I agreed with you that the mutual agreement for Preah Vihear Temple was not easy, but I still quite optimistic. The sad thing is media did not report the real reasons why Unesco delay the registration and lead to some tension between two countries. Not only the buffer zone problem, I have learnt that in Thailand side has two small temples and ancient reservoir, traditionally part of Preah Vihear Complex which sadly devided by the border line.
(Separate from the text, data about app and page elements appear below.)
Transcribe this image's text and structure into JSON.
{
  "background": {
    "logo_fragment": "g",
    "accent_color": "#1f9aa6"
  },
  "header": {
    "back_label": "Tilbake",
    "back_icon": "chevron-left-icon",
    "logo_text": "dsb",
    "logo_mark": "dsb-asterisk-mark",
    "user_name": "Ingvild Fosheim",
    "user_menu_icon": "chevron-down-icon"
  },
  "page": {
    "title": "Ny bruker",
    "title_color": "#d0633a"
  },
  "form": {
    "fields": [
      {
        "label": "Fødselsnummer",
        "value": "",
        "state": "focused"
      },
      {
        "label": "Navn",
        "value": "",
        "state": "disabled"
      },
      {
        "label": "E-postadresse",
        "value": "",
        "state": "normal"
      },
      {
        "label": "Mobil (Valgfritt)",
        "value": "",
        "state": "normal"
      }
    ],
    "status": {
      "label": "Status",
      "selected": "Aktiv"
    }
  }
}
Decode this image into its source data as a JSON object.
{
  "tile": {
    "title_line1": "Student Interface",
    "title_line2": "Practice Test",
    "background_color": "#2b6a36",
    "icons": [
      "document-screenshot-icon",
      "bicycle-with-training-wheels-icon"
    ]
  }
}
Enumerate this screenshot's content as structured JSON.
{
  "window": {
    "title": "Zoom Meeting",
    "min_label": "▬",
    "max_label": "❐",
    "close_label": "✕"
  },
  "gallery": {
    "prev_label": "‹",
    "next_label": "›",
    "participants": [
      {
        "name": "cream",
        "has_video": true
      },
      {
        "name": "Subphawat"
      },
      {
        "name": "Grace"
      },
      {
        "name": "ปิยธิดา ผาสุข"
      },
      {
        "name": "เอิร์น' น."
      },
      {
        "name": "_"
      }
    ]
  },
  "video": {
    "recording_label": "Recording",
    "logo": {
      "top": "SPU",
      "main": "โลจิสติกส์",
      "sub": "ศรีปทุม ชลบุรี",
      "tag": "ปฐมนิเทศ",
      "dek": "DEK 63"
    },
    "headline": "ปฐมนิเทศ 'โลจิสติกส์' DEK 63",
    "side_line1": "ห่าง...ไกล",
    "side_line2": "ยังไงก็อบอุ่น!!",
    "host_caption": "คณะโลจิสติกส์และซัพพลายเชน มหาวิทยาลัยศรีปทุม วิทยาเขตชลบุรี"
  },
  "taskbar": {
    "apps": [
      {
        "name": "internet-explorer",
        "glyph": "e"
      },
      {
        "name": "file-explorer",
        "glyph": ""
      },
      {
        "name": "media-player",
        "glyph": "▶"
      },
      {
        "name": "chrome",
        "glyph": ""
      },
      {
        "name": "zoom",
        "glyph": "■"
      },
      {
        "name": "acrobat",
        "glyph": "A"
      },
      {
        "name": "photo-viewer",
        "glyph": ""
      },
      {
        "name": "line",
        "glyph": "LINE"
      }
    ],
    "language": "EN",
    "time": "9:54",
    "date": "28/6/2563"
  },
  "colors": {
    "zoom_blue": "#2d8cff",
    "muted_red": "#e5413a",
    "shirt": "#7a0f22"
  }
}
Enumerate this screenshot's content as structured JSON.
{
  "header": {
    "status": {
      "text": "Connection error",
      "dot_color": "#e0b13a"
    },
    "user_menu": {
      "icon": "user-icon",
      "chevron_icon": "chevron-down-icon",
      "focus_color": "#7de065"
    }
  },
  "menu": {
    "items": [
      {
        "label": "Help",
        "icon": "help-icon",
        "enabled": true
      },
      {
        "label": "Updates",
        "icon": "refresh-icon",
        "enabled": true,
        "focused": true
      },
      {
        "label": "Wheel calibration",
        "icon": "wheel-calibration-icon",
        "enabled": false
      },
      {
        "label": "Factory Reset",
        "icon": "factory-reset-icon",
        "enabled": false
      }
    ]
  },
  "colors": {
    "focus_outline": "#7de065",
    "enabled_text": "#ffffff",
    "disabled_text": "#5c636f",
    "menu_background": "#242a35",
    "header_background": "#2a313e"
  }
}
It must be sad to register only the main temple, not the whole COMPLEX (the same thing if unesco register only Westminster Palace and not Big Ben). I believe Thailand want to register Preah Vihear Complex which included small temples and reservoir in their territory as they will be abled to attract more visitors (money) to visit their part of world heritage site and that why I tell you i'm quite optimistic in this issue.

Anonymous said...

Hi Andy,
Thank you so much for your love with Cambodia.
Many people are very upset at the UNESCO's decision last year.
I think UNESCO can make an exception by changing their mind this year 2008. Forget about the buffer zone and let Preah Vihear temple be in the world heritage list in 2008.
If Thailand has thought long time ago that the smal temples and the reservoir should go together with Preah Vihear, Thailand should never ever divided the rest of Khmer temple in Thailand from Angkor Wat temple in Cambodia.
Khmer temples in Thailand were connected to Khmer temples in Cambodia (Read Khmer temples history).
Khmer people claim Khmer temple is right, but Thai people claim Khmer temple???? It doesn't make sense at all. Those temples are totaly Khmer!!!